## What the exercise asks
Search the records for "叫号标志". Copy every line where it appears.

## Data extract

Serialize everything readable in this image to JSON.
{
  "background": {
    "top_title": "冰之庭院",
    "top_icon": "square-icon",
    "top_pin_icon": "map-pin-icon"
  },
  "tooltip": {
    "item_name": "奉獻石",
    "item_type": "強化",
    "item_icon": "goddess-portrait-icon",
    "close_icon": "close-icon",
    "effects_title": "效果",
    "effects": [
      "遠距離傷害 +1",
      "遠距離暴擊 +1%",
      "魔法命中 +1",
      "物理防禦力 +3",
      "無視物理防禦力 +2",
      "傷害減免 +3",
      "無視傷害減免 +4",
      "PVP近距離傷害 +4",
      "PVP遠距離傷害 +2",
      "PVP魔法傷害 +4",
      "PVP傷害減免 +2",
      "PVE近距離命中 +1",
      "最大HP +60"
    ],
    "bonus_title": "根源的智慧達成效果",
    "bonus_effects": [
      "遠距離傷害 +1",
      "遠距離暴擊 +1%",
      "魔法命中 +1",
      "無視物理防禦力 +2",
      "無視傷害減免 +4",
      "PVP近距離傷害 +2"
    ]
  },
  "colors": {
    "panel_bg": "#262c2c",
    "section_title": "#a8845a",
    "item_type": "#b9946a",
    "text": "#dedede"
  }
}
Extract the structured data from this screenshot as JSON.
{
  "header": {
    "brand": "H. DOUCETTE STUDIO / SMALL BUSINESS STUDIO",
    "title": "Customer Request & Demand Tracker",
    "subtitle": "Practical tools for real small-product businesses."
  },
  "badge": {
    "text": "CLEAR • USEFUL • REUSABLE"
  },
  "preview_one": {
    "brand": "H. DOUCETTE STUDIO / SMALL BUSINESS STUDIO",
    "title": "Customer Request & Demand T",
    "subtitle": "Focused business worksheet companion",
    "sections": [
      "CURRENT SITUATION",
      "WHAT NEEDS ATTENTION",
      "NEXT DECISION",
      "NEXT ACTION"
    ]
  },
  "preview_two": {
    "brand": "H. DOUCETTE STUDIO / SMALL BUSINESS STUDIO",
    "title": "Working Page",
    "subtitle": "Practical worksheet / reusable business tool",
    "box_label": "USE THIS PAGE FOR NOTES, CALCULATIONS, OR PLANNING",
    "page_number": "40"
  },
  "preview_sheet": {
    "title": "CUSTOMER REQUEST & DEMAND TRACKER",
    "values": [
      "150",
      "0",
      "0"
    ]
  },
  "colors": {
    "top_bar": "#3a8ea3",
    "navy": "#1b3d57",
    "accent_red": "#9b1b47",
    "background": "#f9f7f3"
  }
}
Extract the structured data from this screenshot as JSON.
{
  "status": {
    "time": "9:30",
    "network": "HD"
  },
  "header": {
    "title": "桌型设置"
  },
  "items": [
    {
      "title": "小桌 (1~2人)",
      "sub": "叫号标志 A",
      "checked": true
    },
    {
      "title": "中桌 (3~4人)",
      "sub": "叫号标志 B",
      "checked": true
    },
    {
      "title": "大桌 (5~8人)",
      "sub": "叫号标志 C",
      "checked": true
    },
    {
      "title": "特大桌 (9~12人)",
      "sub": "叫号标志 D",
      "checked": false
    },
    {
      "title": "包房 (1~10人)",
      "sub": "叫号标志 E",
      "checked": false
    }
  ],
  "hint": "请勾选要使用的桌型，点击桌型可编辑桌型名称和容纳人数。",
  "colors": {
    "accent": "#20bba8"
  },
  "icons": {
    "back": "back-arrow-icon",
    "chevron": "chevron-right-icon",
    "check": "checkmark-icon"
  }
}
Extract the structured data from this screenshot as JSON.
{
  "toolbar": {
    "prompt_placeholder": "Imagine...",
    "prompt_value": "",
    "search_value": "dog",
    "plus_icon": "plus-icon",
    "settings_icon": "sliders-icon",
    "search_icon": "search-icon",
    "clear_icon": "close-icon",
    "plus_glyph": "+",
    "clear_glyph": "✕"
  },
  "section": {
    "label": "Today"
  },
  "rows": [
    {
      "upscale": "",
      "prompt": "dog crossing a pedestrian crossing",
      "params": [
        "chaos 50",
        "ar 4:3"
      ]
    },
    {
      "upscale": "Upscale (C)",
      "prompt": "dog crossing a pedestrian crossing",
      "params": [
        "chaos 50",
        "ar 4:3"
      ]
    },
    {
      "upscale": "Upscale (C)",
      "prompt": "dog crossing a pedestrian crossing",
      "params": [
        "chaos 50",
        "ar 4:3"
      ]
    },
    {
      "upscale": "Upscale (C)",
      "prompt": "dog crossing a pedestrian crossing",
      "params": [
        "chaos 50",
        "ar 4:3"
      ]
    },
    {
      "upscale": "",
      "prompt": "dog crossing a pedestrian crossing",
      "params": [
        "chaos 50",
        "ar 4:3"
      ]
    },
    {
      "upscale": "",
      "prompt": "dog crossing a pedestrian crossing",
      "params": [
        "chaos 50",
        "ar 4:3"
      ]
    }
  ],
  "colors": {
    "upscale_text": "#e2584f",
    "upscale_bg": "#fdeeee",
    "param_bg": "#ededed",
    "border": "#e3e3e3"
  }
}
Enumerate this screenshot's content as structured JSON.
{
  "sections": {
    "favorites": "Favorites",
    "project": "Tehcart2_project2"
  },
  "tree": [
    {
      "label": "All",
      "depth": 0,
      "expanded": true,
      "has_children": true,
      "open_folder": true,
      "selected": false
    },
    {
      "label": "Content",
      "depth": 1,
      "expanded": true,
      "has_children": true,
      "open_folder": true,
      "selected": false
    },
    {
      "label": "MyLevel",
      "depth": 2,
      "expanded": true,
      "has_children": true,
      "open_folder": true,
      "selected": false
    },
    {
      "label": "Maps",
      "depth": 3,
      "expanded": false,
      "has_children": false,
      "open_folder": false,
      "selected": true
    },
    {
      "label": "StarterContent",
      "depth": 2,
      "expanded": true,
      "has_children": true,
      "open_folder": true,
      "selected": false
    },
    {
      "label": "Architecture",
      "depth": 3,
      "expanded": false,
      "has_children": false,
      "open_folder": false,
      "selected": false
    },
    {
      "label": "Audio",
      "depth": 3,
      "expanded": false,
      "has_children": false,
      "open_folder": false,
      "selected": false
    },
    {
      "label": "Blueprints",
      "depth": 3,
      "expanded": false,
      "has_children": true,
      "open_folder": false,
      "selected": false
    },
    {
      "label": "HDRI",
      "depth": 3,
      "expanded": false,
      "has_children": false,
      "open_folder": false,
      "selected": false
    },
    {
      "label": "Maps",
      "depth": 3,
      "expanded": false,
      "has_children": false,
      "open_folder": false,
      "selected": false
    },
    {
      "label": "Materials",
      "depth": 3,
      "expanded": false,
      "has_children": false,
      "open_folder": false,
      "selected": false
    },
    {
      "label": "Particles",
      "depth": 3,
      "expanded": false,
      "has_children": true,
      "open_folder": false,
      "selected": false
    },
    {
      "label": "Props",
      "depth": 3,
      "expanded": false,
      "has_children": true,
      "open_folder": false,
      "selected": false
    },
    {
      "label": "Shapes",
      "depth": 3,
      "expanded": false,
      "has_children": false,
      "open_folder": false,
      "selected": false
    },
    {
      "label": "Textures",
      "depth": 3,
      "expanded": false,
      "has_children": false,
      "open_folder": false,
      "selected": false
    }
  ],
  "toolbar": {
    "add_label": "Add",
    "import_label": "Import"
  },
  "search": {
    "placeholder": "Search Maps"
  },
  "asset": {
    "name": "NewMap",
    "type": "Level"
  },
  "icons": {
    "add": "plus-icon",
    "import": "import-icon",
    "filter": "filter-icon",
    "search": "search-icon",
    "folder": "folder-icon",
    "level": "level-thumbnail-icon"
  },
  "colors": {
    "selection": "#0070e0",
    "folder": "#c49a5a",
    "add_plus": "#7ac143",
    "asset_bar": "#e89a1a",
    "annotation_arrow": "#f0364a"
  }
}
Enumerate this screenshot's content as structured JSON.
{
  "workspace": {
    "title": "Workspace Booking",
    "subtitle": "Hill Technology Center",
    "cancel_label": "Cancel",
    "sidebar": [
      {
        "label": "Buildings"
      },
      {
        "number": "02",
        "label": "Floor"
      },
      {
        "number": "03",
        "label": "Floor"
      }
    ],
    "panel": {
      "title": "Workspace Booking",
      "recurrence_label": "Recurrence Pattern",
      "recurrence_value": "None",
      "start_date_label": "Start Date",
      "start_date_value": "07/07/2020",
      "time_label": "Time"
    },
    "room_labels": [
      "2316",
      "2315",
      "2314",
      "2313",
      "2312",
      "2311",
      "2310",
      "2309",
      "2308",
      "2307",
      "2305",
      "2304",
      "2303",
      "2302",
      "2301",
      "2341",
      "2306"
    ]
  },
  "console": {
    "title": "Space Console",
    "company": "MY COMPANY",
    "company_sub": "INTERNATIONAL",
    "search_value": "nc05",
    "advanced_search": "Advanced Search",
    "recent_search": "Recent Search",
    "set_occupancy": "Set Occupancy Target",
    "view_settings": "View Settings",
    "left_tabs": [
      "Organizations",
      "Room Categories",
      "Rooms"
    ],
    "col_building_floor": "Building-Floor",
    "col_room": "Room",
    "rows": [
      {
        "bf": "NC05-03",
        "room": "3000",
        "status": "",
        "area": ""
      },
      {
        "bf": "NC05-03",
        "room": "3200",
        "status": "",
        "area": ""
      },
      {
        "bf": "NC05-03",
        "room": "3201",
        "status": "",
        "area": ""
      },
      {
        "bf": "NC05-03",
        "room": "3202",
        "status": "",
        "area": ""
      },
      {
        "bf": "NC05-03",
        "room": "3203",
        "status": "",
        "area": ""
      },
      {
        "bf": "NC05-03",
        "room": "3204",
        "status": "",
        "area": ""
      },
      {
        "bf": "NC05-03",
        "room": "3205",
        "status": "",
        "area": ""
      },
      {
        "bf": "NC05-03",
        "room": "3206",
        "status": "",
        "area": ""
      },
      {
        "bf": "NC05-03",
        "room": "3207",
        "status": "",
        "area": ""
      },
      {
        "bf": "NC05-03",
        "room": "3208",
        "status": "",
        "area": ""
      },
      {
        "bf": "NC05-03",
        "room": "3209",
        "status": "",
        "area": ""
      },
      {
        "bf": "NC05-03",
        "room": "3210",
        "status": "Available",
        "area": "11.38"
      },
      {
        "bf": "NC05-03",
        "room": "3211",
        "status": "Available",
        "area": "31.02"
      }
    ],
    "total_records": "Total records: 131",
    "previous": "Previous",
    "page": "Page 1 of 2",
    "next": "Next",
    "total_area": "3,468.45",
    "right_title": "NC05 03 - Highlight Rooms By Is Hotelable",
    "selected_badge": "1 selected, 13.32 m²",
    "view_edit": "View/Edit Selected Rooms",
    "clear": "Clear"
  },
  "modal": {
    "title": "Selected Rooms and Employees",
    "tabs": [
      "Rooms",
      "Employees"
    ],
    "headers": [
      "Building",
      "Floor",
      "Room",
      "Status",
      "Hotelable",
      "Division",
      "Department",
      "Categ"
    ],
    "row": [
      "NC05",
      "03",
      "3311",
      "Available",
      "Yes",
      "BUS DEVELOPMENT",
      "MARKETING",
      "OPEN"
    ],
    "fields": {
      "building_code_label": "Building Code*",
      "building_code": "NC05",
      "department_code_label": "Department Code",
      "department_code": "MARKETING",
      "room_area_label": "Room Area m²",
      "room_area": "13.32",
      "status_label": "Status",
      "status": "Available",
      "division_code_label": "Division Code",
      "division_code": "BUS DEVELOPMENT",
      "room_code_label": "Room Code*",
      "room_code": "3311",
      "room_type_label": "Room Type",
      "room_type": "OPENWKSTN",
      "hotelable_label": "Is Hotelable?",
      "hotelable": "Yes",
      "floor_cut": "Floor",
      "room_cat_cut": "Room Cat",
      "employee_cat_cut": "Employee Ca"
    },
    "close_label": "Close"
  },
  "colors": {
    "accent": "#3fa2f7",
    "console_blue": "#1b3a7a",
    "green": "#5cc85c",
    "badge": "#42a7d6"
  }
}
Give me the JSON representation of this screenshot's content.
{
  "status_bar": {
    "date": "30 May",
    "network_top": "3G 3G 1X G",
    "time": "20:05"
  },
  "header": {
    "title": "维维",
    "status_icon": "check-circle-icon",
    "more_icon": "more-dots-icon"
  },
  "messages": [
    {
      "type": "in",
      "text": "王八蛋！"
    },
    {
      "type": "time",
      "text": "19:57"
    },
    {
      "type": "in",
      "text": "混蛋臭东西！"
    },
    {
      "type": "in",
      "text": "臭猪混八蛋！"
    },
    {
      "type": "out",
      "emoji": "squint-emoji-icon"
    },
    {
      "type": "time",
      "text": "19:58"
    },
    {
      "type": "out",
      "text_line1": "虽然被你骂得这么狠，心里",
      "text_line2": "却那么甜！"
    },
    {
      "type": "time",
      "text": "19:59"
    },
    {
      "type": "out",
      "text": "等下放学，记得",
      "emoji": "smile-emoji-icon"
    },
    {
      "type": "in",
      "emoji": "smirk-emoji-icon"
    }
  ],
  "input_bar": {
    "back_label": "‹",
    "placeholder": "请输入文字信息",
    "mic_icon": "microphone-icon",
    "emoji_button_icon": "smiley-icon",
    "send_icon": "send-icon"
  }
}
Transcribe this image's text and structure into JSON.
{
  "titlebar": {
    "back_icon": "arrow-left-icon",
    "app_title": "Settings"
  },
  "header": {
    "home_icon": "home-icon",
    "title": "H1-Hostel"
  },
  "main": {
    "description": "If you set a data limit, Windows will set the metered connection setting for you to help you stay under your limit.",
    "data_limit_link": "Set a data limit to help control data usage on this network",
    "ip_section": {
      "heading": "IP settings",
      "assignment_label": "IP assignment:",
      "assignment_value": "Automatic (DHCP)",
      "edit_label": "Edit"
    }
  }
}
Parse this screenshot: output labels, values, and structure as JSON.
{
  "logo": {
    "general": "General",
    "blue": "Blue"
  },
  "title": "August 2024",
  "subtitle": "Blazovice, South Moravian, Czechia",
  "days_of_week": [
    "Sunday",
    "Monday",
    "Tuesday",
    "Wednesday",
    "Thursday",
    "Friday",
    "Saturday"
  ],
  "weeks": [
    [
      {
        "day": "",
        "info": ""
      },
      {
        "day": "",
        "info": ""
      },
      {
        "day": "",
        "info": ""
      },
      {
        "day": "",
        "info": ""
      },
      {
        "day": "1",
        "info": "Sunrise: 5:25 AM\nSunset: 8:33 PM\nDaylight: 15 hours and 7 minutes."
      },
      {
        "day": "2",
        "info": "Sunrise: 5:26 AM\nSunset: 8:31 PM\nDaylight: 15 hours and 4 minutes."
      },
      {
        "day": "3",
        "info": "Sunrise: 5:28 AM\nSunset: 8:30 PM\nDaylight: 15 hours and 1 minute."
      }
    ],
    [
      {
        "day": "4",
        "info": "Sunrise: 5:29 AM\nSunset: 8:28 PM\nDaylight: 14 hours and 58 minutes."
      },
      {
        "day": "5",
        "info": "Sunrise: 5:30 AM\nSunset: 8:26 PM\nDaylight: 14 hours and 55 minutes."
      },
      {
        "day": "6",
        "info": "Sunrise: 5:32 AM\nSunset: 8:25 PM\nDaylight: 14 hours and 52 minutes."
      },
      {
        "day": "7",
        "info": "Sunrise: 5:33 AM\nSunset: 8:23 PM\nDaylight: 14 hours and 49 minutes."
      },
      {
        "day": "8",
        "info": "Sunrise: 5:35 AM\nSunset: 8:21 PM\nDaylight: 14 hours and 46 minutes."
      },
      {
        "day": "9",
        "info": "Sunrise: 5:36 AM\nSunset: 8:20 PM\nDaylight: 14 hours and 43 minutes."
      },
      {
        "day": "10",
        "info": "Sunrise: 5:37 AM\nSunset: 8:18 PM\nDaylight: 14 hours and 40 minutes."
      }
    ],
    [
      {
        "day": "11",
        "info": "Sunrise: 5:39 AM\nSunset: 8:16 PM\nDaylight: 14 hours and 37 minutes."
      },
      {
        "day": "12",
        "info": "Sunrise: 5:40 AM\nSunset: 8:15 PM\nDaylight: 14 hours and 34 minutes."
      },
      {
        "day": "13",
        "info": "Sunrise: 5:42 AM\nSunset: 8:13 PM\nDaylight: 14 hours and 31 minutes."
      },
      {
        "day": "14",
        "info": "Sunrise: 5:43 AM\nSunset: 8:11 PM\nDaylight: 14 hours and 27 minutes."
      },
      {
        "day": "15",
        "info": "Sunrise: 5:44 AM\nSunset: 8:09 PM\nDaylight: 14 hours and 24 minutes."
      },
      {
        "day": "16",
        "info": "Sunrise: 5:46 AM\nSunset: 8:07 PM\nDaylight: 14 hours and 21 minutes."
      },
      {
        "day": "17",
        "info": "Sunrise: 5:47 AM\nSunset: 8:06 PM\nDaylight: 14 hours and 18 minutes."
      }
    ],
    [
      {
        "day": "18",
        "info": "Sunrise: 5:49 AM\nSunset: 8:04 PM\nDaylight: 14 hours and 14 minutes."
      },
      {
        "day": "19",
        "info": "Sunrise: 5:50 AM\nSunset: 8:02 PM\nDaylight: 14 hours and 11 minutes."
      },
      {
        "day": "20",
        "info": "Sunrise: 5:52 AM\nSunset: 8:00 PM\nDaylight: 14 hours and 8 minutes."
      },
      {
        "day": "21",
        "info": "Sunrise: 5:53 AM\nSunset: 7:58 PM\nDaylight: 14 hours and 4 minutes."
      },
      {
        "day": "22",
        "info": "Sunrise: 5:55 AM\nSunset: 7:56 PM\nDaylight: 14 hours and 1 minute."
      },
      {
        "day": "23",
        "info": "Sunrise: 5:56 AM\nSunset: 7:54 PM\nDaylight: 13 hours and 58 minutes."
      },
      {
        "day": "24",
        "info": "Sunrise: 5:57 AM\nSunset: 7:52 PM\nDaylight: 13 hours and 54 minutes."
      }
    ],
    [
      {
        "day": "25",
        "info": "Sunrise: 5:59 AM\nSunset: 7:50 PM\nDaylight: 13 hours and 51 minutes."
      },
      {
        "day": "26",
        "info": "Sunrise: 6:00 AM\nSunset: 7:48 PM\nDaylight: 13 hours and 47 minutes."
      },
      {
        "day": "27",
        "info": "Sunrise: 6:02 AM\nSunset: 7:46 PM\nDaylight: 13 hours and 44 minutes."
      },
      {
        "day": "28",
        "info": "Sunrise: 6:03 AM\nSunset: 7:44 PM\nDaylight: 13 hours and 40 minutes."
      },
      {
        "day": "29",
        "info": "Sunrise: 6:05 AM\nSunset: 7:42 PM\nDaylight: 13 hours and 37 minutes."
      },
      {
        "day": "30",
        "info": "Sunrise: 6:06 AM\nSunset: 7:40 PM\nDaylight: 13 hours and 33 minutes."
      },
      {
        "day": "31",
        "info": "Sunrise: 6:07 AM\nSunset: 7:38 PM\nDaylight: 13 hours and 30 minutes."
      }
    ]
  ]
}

## Reply
      "sub": "叫号标志 A",
      "sub": "叫号标志 B",
      "sub": "叫号标志 C",
      "sub": "叫号标志 D",
      "sub": "叫号标志 E",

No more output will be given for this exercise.